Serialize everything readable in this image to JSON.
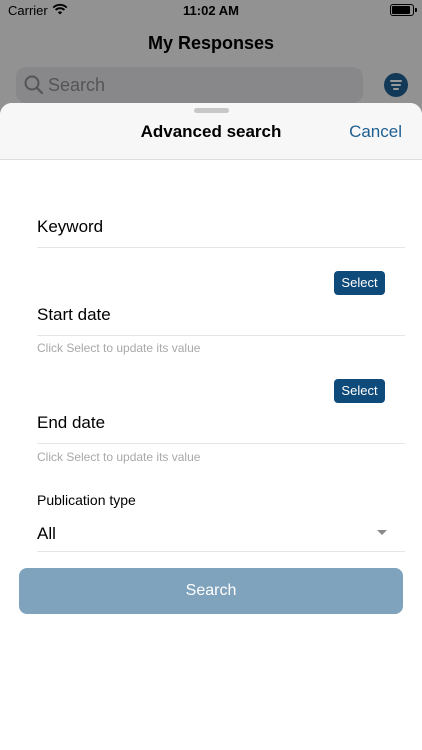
{
  "status_bar": {
    "carrier": "Carrier",
    "time": "11:02 AM",
    "battery_level": 0.85
  },
  "background": {
    "title": "My Responses",
    "search_placeholder": "Search"
  },
  "sheet": {
    "title": "Advanced search",
    "cancel_label": "Cancel",
    "keyword_label": "Keyword",
    "start_date_label": "Start date",
    "start_date_select_label": "Select",
    "start_date_helper": "Click Select to update its value",
    "end_date_label": "End date",
    "end_date_select_label": "Select",
    "end_date_helper": "Click Select to update its value",
    "publication_type_label": "Publication type",
    "publication_type_value": "All",
    "search_button_label": "Search"
  },
  "colors": {
    "accent": "#1f5f91",
    "select_button": "#0e4a7a",
    "search_button": "#7fa3bc"
  },
  "icons": [
    "wifi-icon",
    "battery-icon",
    "search-icon",
    "filter-icon",
    "chevron-down-icon"
  ]
}
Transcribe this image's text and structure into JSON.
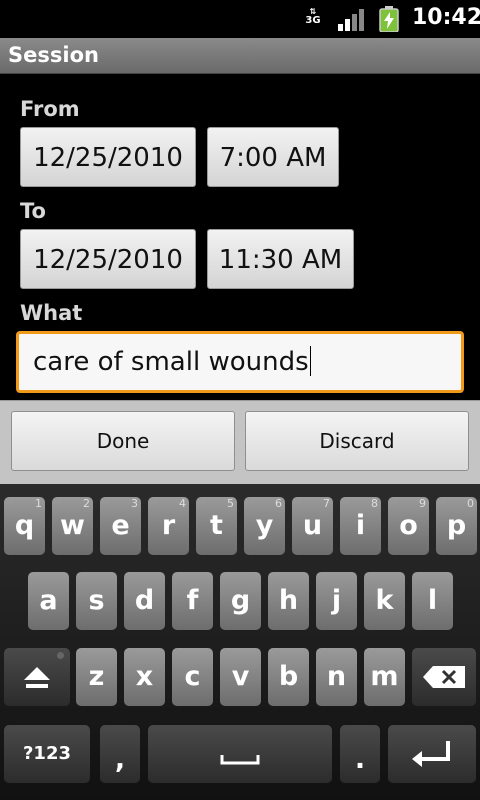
{
  "status_bar": {
    "network": "3G",
    "time": "10:42"
  },
  "title_bar": {
    "title": "Session"
  },
  "form": {
    "from_label": "From",
    "from_date": "12/25/2010",
    "from_time": "7:00 AM",
    "to_label": "To",
    "to_date": "12/25/2010",
    "to_time": "11:30 AM",
    "what_label": "What",
    "what_value": "care of small wounds"
  },
  "actions": {
    "done": "Done",
    "discard": "Discard"
  },
  "keyboard": {
    "row1": [
      {
        "k": "q",
        "h": "1"
      },
      {
        "k": "w",
        "h": "2"
      },
      {
        "k": "e",
        "h": "3"
      },
      {
        "k": "r",
        "h": "4"
      },
      {
        "k": "t",
        "h": "5"
      },
      {
        "k": "y",
        "h": "6"
      },
      {
        "k": "u",
        "h": "7"
      },
      {
        "k": "i",
        "h": "8"
      },
      {
        "k": "o",
        "h": "9"
      },
      {
        "k": "p",
        "h": "0"
      }
    ],
    "row2": [
      "a",
      "s",
      "d",
      "f",
      "g",
      "h",
      "j",
      "k",
      "l"
    ],
    "row3": [
      "z",
      "x",
      "c",
      "v",
      "b",
      "n",
      "m"
    ],
    "symbols_key": "?123",
    "comma_key": ",",
    "period_key": "."
  },
  "colors": {
    "focus_border": "#f19a1a"
  }
}
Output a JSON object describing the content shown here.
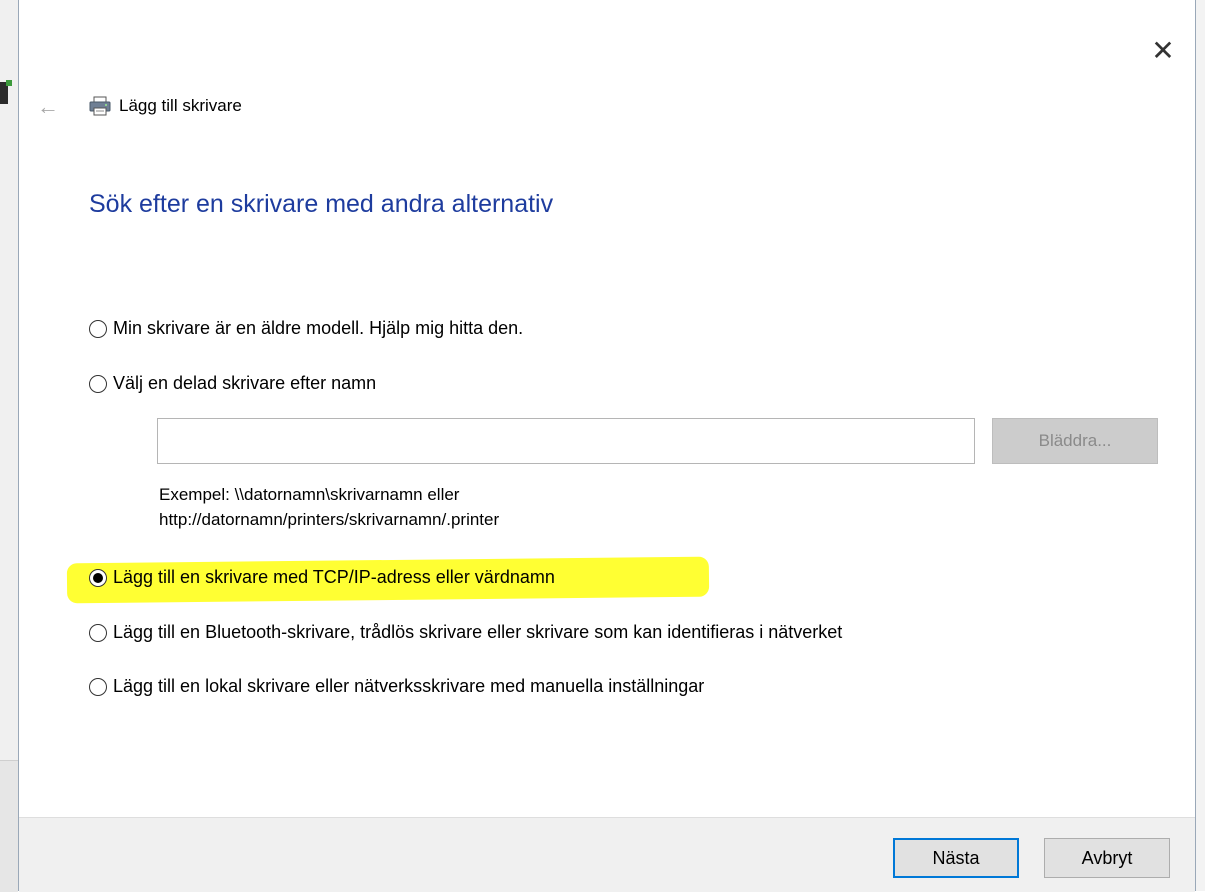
{
  "window": {
    "title": "Lägg till skrivare",
    "close_icon": "close-icon",
    "back_icon": "back-arrow-icon"
  },
  "page": {
    "heading": "Sök efter en skrivare med andra alternativ"
  },
  "options": [
    {
      "label": "Min skrivare är en äldre modell. Hjälp mig hitta den.",
      "selected": false
    },
    {
      "label": "Välj en delad skrivare efter namn",
      "selected": false
    },
    {
      "label": "Lägg till en skrivare med TCP/IP-adress eller värdnamn",
      "selected": true
    },
    {
      "label": "Lägg till en Bluetooth-skrivare, trådlös skrivare eller skrivare som kan identifieras i nätverket",
      "selected": false
    },
    {
      "label": "Lägg till en lokal skrivare eller nätverksskrivare med manuella inställningar",
      "selected": false
    }
  ],
  "shared_printer": {
    "value": "",
    "browse_label": "Bläddra...",
    "example_line1": "Exempel: \\\\datornamn\\skrivarnamn eller",
    "example_line2": "http://datornamn/printers/skrivarnamn/.printer"
  },
  "footer": {
    "next_label": "Nästa",
    "cancel_label": "Avbryt"
  },
  "colors": {
    "heading": "#1e3c9e",
    "highlight": "#ffff33",
    "focus_border": "#0078d7"
  }
}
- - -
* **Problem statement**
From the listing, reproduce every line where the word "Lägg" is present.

* **Response**
    "title": "Lägg till skrivare",
      "label": "Lägg till en skrivare med TCP/IP-adress eller värdnamn",
      "label": "Lägg till en Bluetooth-skrivare, trådlös skrivare eller skrivare som kan identifieras i nätverket",
      "label": "Lägg till en lokal skrivare eller nätverksskrivare med manuella inställningar",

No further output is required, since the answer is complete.